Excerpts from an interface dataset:
----------------------------------------
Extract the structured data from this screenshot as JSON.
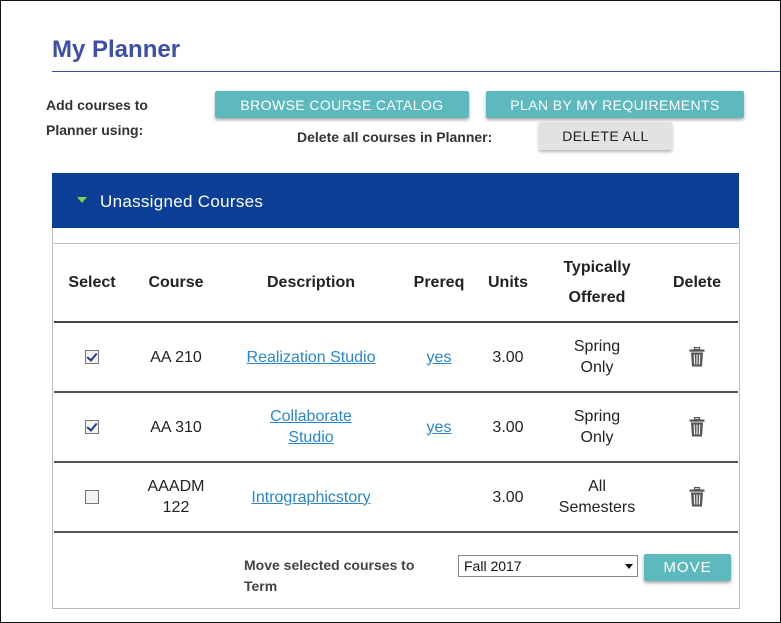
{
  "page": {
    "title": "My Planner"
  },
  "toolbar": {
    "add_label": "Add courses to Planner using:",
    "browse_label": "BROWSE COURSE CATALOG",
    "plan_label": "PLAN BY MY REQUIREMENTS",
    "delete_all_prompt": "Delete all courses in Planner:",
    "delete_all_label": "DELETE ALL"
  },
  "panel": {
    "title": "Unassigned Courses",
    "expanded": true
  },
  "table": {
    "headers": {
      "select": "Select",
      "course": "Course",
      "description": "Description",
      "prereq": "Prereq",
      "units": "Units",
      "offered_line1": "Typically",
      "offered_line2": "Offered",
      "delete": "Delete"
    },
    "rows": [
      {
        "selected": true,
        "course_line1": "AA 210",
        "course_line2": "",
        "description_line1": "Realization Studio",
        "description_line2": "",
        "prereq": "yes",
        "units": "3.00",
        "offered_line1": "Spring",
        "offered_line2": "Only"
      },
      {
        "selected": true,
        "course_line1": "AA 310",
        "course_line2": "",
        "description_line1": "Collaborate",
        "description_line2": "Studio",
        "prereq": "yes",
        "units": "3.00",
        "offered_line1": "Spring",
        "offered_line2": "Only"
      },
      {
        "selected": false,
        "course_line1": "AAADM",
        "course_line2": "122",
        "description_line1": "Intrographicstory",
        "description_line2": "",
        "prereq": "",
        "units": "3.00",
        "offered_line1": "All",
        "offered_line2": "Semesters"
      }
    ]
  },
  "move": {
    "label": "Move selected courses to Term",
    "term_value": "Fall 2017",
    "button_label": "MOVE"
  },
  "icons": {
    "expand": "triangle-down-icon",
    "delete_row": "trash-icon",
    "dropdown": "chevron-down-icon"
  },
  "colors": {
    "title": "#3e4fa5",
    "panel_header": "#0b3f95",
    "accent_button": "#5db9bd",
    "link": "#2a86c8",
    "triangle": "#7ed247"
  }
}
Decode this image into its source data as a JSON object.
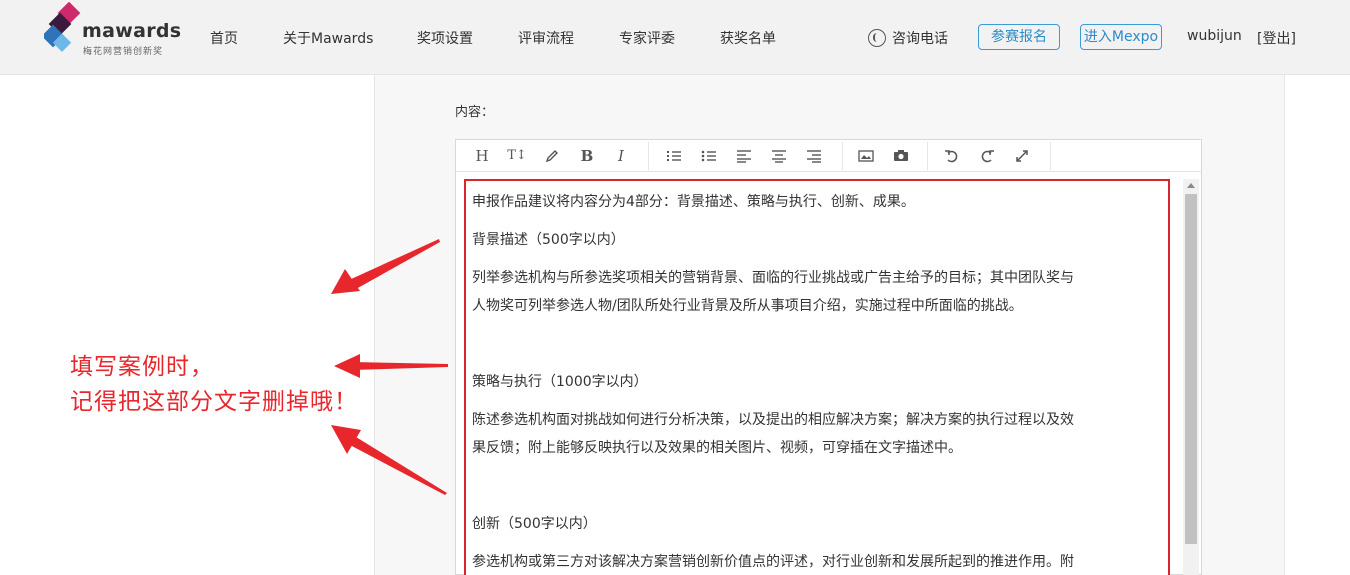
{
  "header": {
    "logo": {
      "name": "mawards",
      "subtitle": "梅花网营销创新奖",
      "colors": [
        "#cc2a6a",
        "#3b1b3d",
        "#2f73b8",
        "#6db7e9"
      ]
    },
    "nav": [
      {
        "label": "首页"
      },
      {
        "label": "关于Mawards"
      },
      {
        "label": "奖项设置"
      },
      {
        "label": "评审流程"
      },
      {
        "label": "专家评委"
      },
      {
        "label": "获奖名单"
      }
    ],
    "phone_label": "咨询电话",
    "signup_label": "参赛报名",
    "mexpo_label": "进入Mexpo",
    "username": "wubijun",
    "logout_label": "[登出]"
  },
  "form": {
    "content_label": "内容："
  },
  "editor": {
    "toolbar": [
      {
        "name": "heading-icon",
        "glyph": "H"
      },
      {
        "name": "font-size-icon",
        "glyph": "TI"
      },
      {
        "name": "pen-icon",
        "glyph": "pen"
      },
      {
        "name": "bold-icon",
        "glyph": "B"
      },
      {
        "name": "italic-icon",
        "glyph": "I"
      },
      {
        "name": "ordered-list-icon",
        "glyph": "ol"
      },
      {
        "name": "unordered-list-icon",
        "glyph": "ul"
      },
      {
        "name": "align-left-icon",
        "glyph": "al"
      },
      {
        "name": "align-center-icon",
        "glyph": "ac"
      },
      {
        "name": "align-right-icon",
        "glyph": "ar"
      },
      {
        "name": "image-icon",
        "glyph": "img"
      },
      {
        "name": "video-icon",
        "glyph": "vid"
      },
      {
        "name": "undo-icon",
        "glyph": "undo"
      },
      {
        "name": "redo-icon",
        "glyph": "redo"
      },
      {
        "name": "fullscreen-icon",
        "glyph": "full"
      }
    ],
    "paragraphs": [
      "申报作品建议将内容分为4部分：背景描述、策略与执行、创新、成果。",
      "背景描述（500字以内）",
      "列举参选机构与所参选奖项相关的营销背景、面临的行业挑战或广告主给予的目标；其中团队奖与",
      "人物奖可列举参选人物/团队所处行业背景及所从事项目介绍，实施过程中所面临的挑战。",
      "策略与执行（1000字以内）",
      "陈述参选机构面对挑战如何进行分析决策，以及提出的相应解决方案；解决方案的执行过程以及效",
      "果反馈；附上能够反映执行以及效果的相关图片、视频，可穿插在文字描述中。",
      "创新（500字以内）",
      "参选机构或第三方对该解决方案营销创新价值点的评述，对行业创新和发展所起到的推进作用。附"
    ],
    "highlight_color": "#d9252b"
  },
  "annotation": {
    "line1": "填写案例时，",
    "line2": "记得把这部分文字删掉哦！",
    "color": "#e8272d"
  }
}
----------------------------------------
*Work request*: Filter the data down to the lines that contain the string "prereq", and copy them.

*Your solution*:
      "prereq": "Prereq",
        "prereq": "yes",
        "prereq": "yes",
        "prereq": "",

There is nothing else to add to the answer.